[Interface dataset entries]
——

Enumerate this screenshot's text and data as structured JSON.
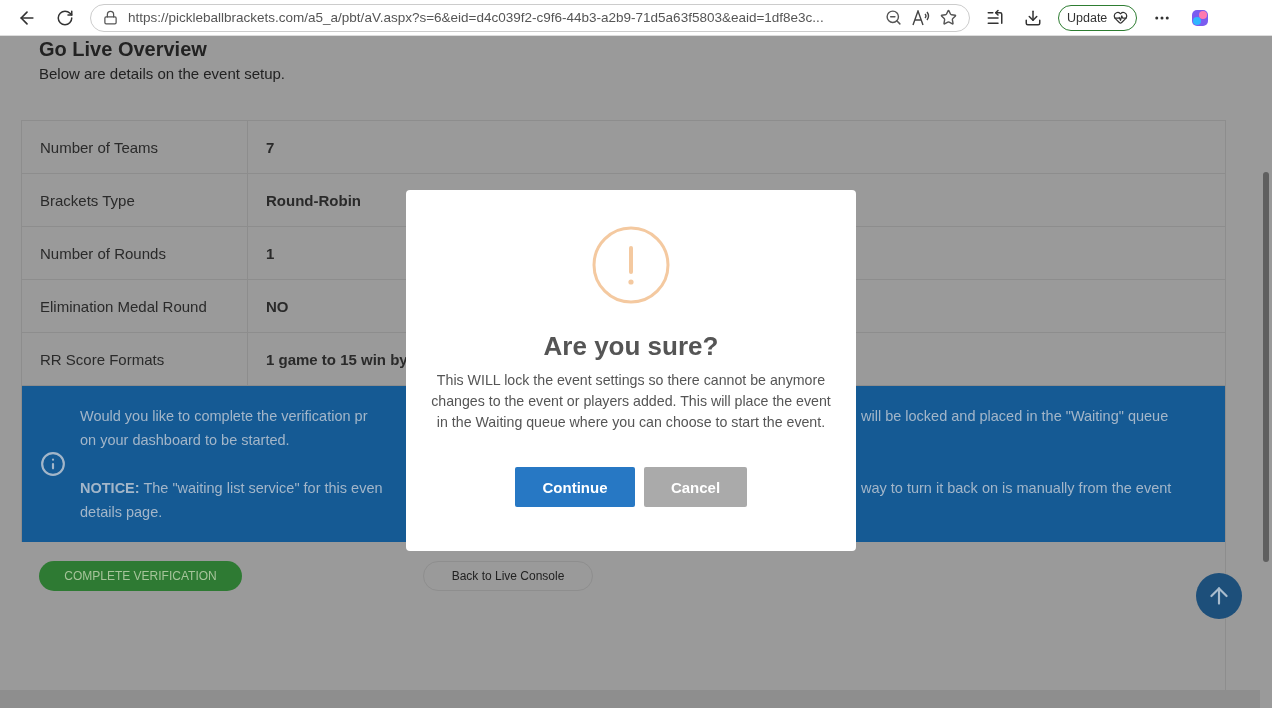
{
  "browser": {
    "url": "https://pickleballbrackets.com/a5_a/pbt/aV.aspx?s=6&eid=d4c039f2-c9f6-44b3-a2b9-71d5a63f5803&eaid=1df8e3c...",
    "update_label": "Update"
  },
  "page": {
    "title": "Go Live Overview",
    "subtitle": "Below are details on the event setup."
  },
  "details": [
    {
      "label": "Number of Teams",
      "value": "7"
    },
    {
      "label": "Brackets Type",
      "value": "Round-Robin"
    },
    {
      "label": "Number of Rounds",
      "value": "1"
    },
    {
      "label": "Elimination Medal Round",
      "value": "NO"
    },
    {
      "label": "RR Score Formats",
      "value": "1 game to 15 win by"
    }
  ],
  "info": {
    "lines": [
      {
        "left": "Would you like to complete the verification pr",
        "right": "will be locked and placed in the \"Waiting\" queue"
      },
      {
        "left": "on your dashboard to be started."
      }
    ],
    "notice_lines": [
      {
        "left": "**NOTICE:** The \"waiting list service\" for this even",
        "right": "way to turn it back on is manually from the event"
      },
      {
        "left": "details page."
      }
    ]
  },
  "buttons": {
    "complete": "COMPLETE VERIFICATION",
    "back": "Back to Live Console"
  },
  "dialog": {
    "title": "Are you sure?",
    "message": "This WILL lock the event settings so there cannot be anymore changes to the event or players added. This will place the event in the Waiting queue where you can choose to start the event.",
    "confirm": "Continue",
    "cancel": "Cancel"
  }
}
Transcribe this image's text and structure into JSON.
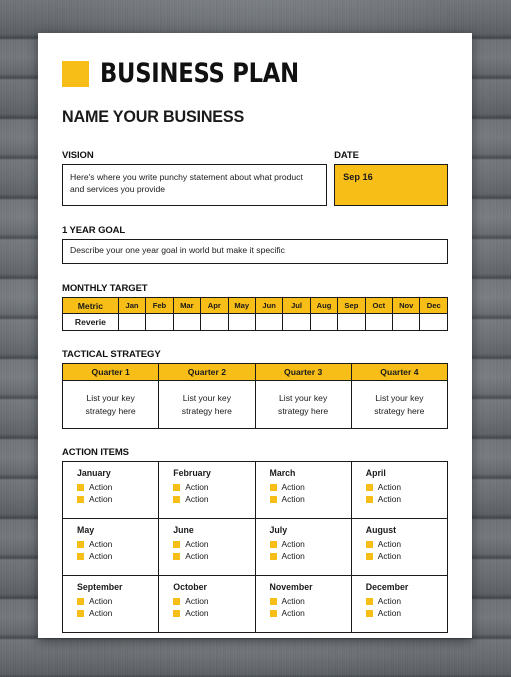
{
  "theme": {
    "accent": "#F7BE17",
    "ink": "#1a1a1a",
    "paper": "#ffffff"
  },
  "header": {
    "title": "BUSINESS PLAN",
    "business_name": "NAME YOUR BUSINESS",
    "logo_icon": "yellow-square-icon"
  },
  "vision": {
    "label": "VISION",
    "text": "Here's where you write punchy statement about what product and services you provide"
  },
  "date": {
    "label": "DATE",
    "value": "Sep 16"
  },
  "goal": {
    "label": "1 YEAR GOAL",
    "text": "Describe your one year goal in world but make it specific"
  },
  "monthly_target": {
    "label": "MONTHLY TARGET",
    "columns": [
      "Metric",
      "Jan",
      "Feb",
      "Mar",
      "Apr",
      "May",
      "Jun",
      "Jul",
      "Aug",
      "Sep",
      "Oct",
      "Nov",
      "Dec"
    ],
    "rows": [
      {
        "metric": "Reverie",
        "values": [
          "",
          "",
          "",
          "",
          "",
          "",
          "",
          "",
          "",
          "",
          "",
          ""
        ]
      }
    ]
  },
  "tactical_strategy": {
    "label": "TACTICAL STRATEGY",
    "columns": [
      "Quarter 1",
      "Quarter 2",
      "Quarter 3",
      "Quarter 4"
    ],
    "values": [
      "List your key strategy here",
      "List your key strategy here",
      "List your key strategy here",
      "List your key strategy here"
    ]
  },
  "action_items": {
    "label": "ACTION ITEMS",
    "cells": [
      {
        "month": "January",
        "items": [
          "Action",
          "Action"
        ]
      },
      {
        "month": "February",
        "items": [
          "Action",
          "Action"
        ]
      },
      {
        "month": "March",
        "items": [
          "Action",
          "Action"
        ]
      },
      {
        "month": "April",
        "items": [
          "Action",
          "Action"
        ]
      },
      {
        "month": "May",
        "items": [
          "Action",
          "Action"
        ]
      },
      {
        "month": "June",
        "items": [
          "Action",
          "Action"
        ]
      },
      {
        "month": "July",
        "items": [
          "Action",
          "Action"
        ]
      },
      {
        "month": "August",
        "items": [
          "Action",
          "Action"
        ]
      },
      {
        "month": "September",
        "items": [
          "Action",
          "Action"
        ]
      },
      {
        "month": "October",
        "items": [
          "Action",
          "Action"
        ]
      },
      {
        "month": "November",
        "items": [
          "Action",
          "Action"
        ]
      },
      {
        "month": "December",
        "items": [
          "Action",
          "Action"
        ]
      }
    ]
  }
}
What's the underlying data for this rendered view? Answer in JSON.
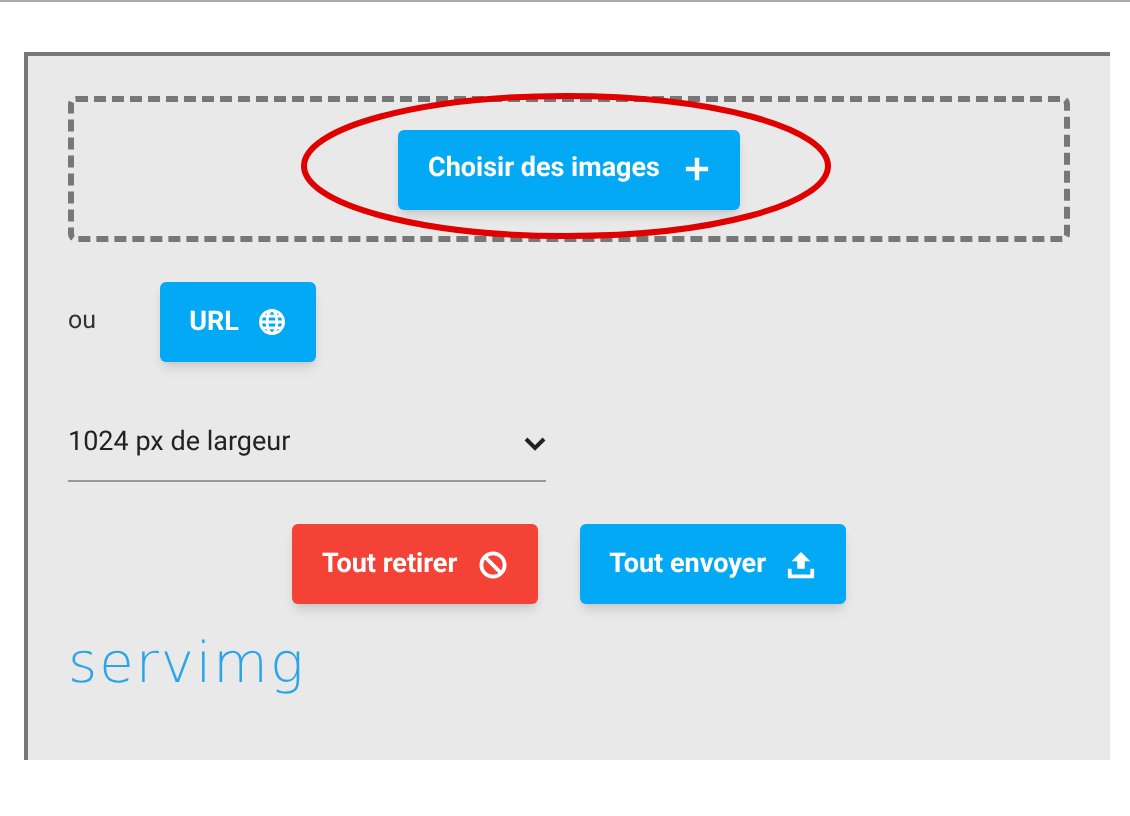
{
  "upload": {
    "button": "Choisir des images"
  },
  "or_label": "ou",
  "url_button": "URL",
  "size_select": {
    "value": "1024 px de largeur"
  },
  "actions": [
    {
      "label": "Tout retirer",
      "kind": "danger"
    },
    {
      "label": "Tout envoyer",
      "kind": "primary"
    }
  ],
  "logo": "servimg"
}
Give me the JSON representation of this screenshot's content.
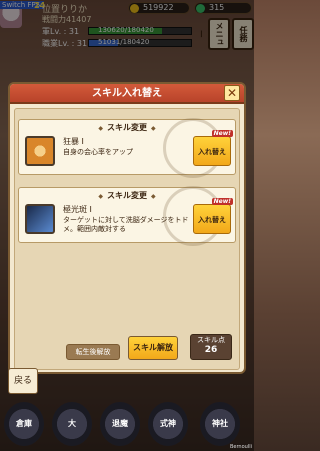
{
  "hud": {
    "fps_label": "Switch FPS:",
    "fps_value": "24",
    "player_name": "位置りりか",
    "combat_power": "戦闘力41407",
    "stats": [
      {
        "label": "軍Lv. : 31",
        "value": "130620/180420",
        "progress": 0.72,
        "color": "#3a9a3a"
      },
      {
        "label": "職業Lv. : 31",
        "value": "51031/180420",
        "progress": 0.28,
        "color": "#3a6ad0"
      }
    ],
    "currency_1": "519922",
    "currency_2": "315",
    "menu_button": "メニュー",
    "quest_button": "任務"
  },
  "dialog": {
    "title": "スキル入れ替え",
    "cards": [
      {
        "section": "スキル変更",
        "skill_name": "狂暴 I",
        "description": "自身の会心率をアップ",
        "swap_label": "入れ替え",
        "new_badge": "New!",
        "icon_color": "#d9862a"
      },
      {
        "section": "スキル変更",
        "skill_name": "極光斑 I",
        "description": "ターゲットに対して洗脳ダメージをトドメ。範囲内敵対する",
        "swap_label": "入れ替え",
        "new_badge": "New!",
        "icon_color": "#2a4a7a"
      }
    ],
    "back_label": "戻る",
    "release_after_label": "転生後解放",
    "release_label": "スキル解放",
    "skill_points_label": "スキル点",
    "skill_points_value": "26"
  },
  "bottom_menu": {
    "items": [
      "倉庫",
      "大",
      "退魔",
      "式神",
      "神社"
    ]
  },
  "watermark": "Bernoulli"
}
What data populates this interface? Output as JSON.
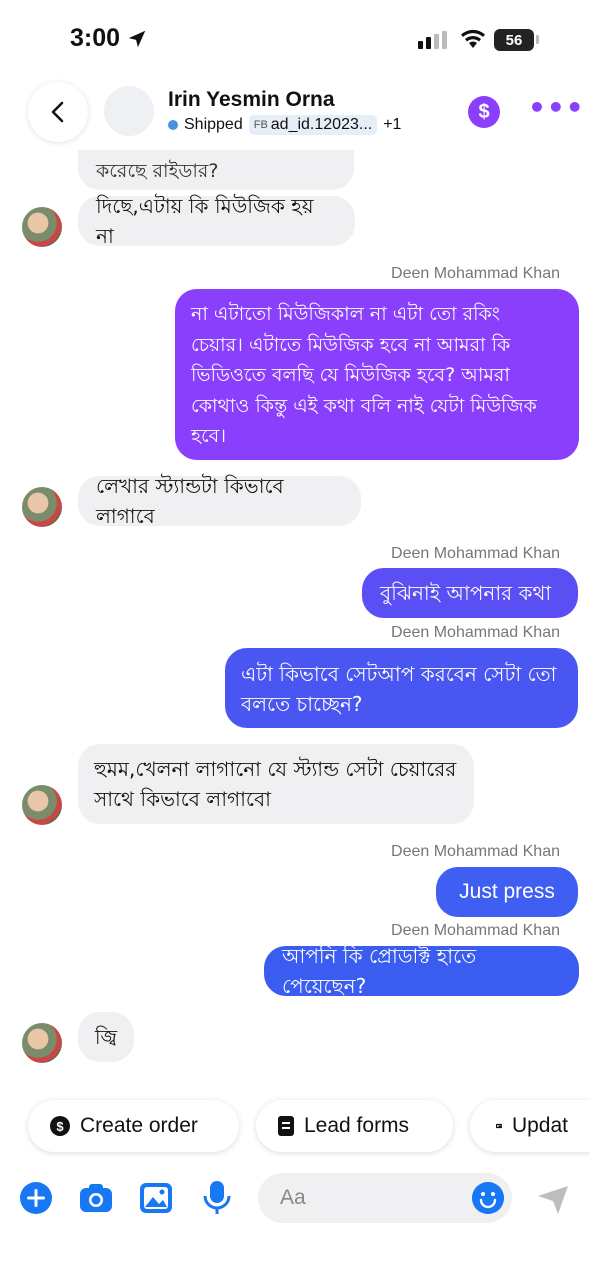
{
  "status_bar": {
    "time": "3:00",
    "battery": "56",
    "location_icon": "location-arrow-icon",
    "signal_icon": "signal-icon",
    "wifi_icon": "wifi-icon"
  },
  "header": {
    "back_icon": "chevron-left-icon",
    "name": "Irin Yesmin Orna",
    "status": "Shipped",
    "ad_tag": "ad_id.12023...",
    "ad_prefix": "FB",
    "extra_count": "+1",
    "payment_icon": "dollar-icon",
    "more_icon": "more-dots-icon",
    "accent": "#8a3ffc"
  },
  "messages": {
    "m0": "করেছে রাইডার?",
    "m1": "দিছে,এটায় কি মিউজিক হয় না",
    "s2": "Deen Mohammad Khan",
    "m2": [
      "না এটাতো মিউজিকাল না এটা তো রকিং",
      "চেয়ার। এটাতে মিউজিক হবে না আমরা কি",
      "ভিডিওতে বলছি যে মিউজিক হবে? আমরা",
      "কোথাও কিন্তু এই কথা বলি নাই যেটা মিউজিক",
      "হবে।"
    ],
    "m3": "লেখার স্ট্যান্ডটা কিভাবে লাগাবে",
    "s4": "Deen Mohammad Khan",
    "m4": "বুঝিনাই আপনার কথা",
    "s5": "Deen Mohammad Khan",
    "m5": [
      "এটা কিভাবে সেটআপ করবেন সেটা তো",
      "বলতে চাচ্ছেন?"
    ],
    "m6": [
      "হুমম,খেলনা লাগানো যে স্ট্যান্ড সেটা চেয়ারের",
      "সাথে কিভাবে লাগাবো"
    ],
    "s7": "Deen Mohammad Khan",
    "m7": "Just press",
    "s8": "Deen Mohammad Khan",
    "m8": "আপনি কি প্রোডাক্ট হাতে পেয়েছেন?",
    "m9": "জ্বি"
  },
  "quick_actions": {
    "create_order": "Create order",
    "lead_forms": "Lead forms",
    "update": "Updat"
  },
  "composer": {
    "placeholder": "Aa",
    "icons": [
      "plus-icon",
      "camera-icon",
      "image-icon",
      "microphone-icon",
      "emoji-icon",
      "send-icon"
    ]
  },
  "colors": {
    "outgoing_purple": "#8a3ffc",
    "outgoing_blue": "#3a5cf0",
    "incoming": "#f0f0f2",
    "tool_blue": "#1877f2"
  }
}
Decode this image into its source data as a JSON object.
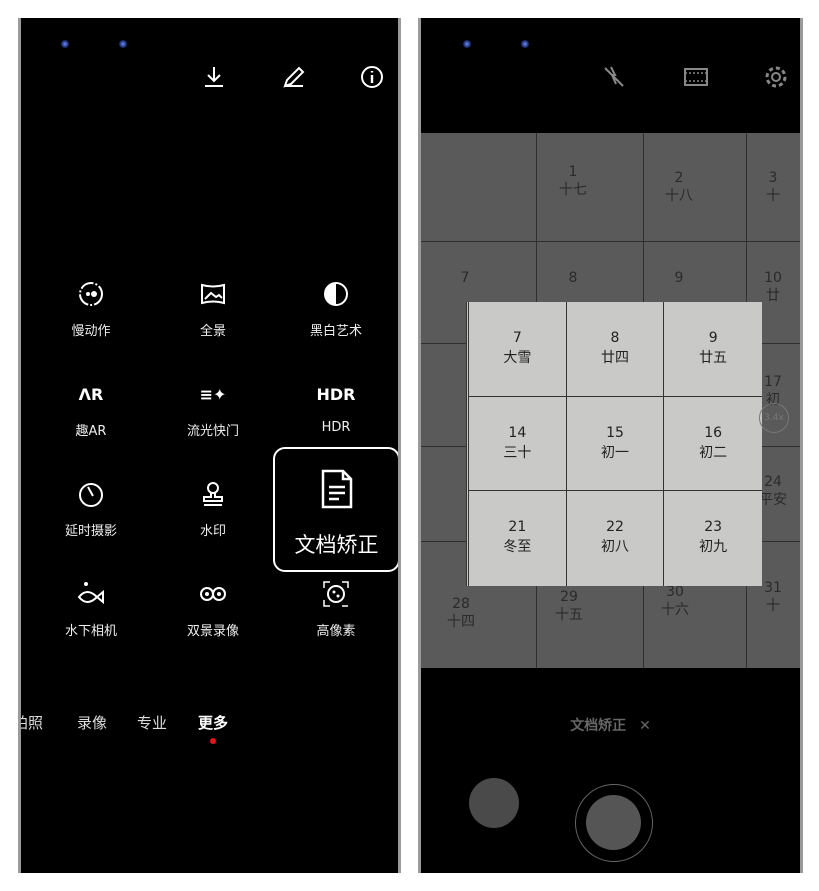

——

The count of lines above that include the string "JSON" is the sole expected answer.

6